__Task input__:

_ _ _ _ _

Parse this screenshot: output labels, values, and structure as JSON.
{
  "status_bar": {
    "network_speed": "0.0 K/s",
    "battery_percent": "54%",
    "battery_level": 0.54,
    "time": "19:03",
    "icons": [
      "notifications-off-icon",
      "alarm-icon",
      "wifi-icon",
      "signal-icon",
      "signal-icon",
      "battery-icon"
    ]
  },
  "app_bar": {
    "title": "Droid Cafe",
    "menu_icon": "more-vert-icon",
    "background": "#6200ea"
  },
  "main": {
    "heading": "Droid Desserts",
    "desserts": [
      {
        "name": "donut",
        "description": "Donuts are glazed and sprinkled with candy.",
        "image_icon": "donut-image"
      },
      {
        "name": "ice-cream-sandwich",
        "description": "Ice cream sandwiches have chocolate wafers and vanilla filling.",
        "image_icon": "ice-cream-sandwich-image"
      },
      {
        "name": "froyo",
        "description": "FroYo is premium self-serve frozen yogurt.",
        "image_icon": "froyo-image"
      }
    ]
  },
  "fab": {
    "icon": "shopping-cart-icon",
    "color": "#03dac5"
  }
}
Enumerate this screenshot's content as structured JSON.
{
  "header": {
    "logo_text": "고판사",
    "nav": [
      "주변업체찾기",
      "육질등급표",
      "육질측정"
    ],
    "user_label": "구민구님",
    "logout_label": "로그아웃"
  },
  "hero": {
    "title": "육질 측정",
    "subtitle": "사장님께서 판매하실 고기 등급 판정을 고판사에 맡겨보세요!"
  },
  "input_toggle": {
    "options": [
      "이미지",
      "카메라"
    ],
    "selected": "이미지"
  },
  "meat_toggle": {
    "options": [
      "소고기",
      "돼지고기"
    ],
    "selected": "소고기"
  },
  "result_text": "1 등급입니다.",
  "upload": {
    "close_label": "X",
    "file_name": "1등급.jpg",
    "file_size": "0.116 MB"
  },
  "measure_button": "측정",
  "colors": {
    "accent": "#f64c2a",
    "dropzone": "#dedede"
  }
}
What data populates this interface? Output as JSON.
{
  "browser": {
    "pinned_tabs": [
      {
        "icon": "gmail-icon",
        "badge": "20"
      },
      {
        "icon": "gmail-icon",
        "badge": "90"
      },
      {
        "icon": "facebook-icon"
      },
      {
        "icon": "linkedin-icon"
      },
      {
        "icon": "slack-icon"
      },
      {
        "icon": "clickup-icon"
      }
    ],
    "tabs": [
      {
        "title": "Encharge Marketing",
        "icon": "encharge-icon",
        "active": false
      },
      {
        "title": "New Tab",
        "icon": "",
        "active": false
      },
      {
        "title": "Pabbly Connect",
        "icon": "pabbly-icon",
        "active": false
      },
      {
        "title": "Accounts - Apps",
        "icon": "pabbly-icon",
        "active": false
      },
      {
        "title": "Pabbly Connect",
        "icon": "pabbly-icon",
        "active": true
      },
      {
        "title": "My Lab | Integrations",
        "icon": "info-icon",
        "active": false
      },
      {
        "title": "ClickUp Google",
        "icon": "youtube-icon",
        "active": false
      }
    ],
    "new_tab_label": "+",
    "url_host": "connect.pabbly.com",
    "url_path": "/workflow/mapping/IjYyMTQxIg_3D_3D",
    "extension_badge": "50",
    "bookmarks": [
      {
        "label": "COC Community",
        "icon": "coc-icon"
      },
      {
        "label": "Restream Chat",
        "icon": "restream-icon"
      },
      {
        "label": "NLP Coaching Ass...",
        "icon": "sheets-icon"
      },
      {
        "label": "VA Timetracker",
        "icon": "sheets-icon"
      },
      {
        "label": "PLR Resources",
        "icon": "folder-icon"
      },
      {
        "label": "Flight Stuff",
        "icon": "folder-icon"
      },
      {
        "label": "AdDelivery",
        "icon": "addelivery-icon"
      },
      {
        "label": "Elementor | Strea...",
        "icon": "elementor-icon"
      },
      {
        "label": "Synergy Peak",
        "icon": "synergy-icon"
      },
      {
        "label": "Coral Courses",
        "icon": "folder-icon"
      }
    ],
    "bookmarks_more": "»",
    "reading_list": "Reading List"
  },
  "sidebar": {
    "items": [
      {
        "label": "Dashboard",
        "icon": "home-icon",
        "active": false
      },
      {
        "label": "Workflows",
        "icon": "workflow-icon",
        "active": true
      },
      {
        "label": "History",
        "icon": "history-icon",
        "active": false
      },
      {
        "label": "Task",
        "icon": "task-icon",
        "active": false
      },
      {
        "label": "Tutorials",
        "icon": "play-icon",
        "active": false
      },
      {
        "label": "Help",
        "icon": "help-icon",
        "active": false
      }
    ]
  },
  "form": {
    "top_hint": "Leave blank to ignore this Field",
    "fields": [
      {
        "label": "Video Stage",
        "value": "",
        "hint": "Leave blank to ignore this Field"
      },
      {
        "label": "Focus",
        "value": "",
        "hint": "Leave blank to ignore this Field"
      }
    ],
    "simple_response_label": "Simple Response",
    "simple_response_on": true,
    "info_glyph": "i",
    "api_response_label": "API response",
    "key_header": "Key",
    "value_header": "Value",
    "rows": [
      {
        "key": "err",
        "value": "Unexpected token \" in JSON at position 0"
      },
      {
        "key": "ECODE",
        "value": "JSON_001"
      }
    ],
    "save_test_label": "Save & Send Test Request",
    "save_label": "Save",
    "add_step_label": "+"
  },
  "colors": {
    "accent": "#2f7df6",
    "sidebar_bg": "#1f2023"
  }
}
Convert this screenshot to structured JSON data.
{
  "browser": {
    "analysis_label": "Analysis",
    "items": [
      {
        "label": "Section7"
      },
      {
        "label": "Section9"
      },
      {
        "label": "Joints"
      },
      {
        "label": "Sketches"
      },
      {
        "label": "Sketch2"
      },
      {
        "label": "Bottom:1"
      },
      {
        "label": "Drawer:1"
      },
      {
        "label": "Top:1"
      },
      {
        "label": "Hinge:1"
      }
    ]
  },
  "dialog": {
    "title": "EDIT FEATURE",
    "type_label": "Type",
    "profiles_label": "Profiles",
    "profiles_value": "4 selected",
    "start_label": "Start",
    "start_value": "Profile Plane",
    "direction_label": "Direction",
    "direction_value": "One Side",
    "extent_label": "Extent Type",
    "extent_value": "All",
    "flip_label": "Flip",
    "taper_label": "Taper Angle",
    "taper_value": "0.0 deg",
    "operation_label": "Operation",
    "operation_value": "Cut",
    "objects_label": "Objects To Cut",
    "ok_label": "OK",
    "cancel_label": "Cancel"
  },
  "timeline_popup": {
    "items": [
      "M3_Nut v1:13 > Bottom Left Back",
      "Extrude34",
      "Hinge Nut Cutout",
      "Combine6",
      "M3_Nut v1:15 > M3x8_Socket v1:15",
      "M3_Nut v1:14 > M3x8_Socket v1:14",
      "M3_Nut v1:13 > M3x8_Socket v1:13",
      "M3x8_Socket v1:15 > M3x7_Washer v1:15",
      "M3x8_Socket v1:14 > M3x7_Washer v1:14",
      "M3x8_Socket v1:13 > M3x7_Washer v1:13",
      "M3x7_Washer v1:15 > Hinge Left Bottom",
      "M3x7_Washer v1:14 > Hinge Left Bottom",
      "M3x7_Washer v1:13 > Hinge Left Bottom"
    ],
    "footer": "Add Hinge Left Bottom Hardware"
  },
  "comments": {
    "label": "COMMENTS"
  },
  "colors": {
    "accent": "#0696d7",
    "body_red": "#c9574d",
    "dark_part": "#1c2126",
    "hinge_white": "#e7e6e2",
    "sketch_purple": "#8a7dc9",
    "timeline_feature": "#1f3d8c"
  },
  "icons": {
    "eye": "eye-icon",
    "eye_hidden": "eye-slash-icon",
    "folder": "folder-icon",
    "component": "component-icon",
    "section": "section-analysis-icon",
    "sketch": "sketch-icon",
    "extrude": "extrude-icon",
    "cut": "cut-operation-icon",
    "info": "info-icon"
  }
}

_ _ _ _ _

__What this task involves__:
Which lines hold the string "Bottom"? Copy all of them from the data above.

__Answer__:
        "label": "Bottom:1"
      "M3_Nut v1:13 > Bottom Left Back",
      "M3x7_Washer v1:15 > Hinge Left Bottom",
      "M3x7_Washer v1:14 > Hinge Left Bottom",
      "M3x7_Washer v1:13 > Hinge Left Bottom"
    "footer": "Add Hinge Left Bottom Hardware"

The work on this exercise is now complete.